COLORADO SPRINGS, Colo. - We all get them. Those annoying calls from random numbers wanting something from us.
The problem is now scammers are using those calls as a way to get our money -- without us even knowing it.
How it works
Scammers will call addressing you by name, asking for voice confirmation to provide services for an inspection on your house.
They'll ask questions, trying to get you to answer 'yes' or 'no'. So they can use your voice to authorize charges or even open accounts in your name.
Meet Jon James
Jon James, a supervisor at American Medical Response, is used to getting dozens of calls a day working at the dispatch center.
"My phone rings constantly," he said.
But earlier this week, he got a call from a Peyton number that threw him off.

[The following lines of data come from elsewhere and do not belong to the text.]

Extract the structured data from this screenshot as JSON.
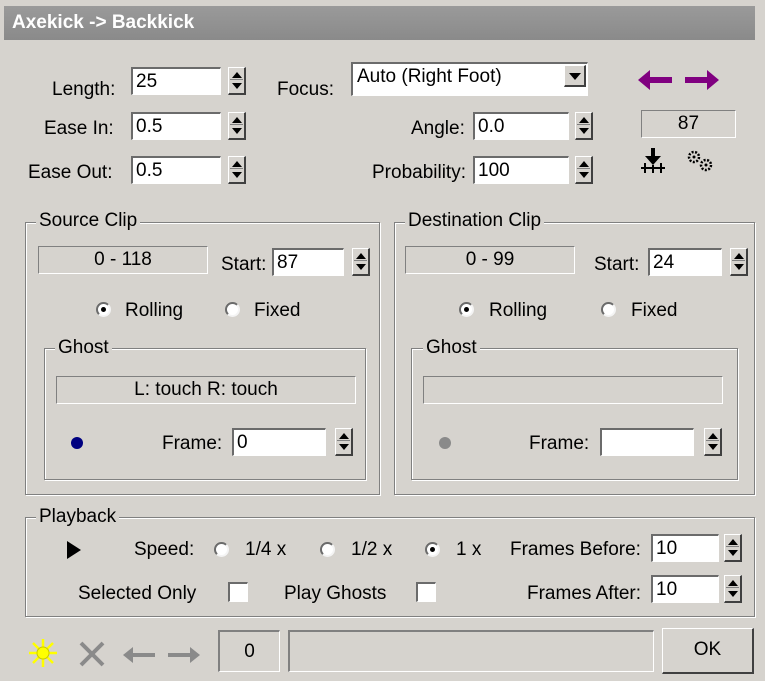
{
  "window": {
    "title": "Axekick -> Backkick"
  },
  "params": {
    "length_label": "Length:",
    "length_value": "25",
    "easein_label": "Ease In:",
    "easein_value": "0.5",
    "easeout_label": "Ease Out:",
    "easeout_value": "0.5",
    "focus_label": "Focus:",
    "focus_value": "Auto (Right Foot)",
    "angle_label": "Angle:",
    "angle_value": "0.0",
    "probability_label": "Probability:",
    "probability_value": "100",
    "frame_readout": "87"
  },
  "source_clip": {
    "title": "Source Clip",
    "range": "0 - 118",
    "start_label": "Start:",
    "start_value": "87",
    "rolling_label": "Rolling",
    "fixed_label": "Fixed",
    "selected_mode": "Rolling",
    "ghost": {
      "title": "Ghost",
      "status": "L: touch  R: touch",
      "frame_label": "Frame:",
      "frame_value": "0",
      "dot_color": "#000080"
    }
  },
  "destination_clip": {
    "title": "Destination Clip",
    "range": "0 - 99",
    "start_label": "Start:",
    "start_value": "24",
    "rolling_label": "Rolling",
    "fixed_label": "Fixed",
    "selected_mode": "Rolling",
    "ghost": {
      "title": "Ghost",
      "status": "",
      "frame_label": "Frame:",
      "frame_value": "",
      "dot_color": "#8a8a8a"
    }
  },
  "playback": {
    "title": "Playback",
    "speed_label": "Speed:",
    "speed_options": [
      "1/4 x",
      "1/2 x",
      "1 x"
    ],
    "selected_speed": "1 x",
    "frames_before_label": "Frames Before:",
    "frames_before_value": "10",
    "frames_after_label": "Frames After:",
    "frames_after_value": "10",
    "selected_only_label": "Selected Only",
    "play_ghosts_label": "Play Ghosts"
  },
  "footer": {
    "counter": "0",
    "status": "",
    "ok_label": "OK"
  },
  "colors": {
    "arrow_purple": "#800080",
    "sun_yellow": "#ffff00",
    "title_bg": "#8a8a8a"
  },
  "icons": [
    "arrow-left-icon",
    "arrow-right-icon",
    "move-down-icon",
    "gears-icon",
    "play-icon",
    "sun-icon",
    "delete-x-icon",
    "back-arrow-icon",
    "forward-arrow-icon"
  ]
}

"Immediately my phone call was taken over by this gentleman on the other line saying: 'I'll be out to your place at your address, I just need your voice confirmation to go on your property,'" he said.
The tricky part is when they call - they'll have all of your information.
This makes it easy to believe the call is legitimate.
"They know my name, they know my address, they know where I live, and you know all that information is out there on the web," said James.
Before you know it -- you'll see charges on your account you didn't authorize.
How to avoid this
If you're skeptical about a number -- just Google it. You'll notice quickly if it's a scam by the comments.
Det. Jon Price, with the El Paso County Sheriff's Office, explains silence is the best solution.
"If you think you're being scammed by something like this -- it's just best to hang up immediately and not say anything," he said.
Bottom line, even if you're on 'Do Not Call Lists' -- that doesn't mean scammers can't reach you.
Plus, just because it's a 7-1-9 number, that doesn't mean it's someone actually calling from our area.
How to report a scam
Email me at Stephanie.Sierra@krdo.com. We'll investigate.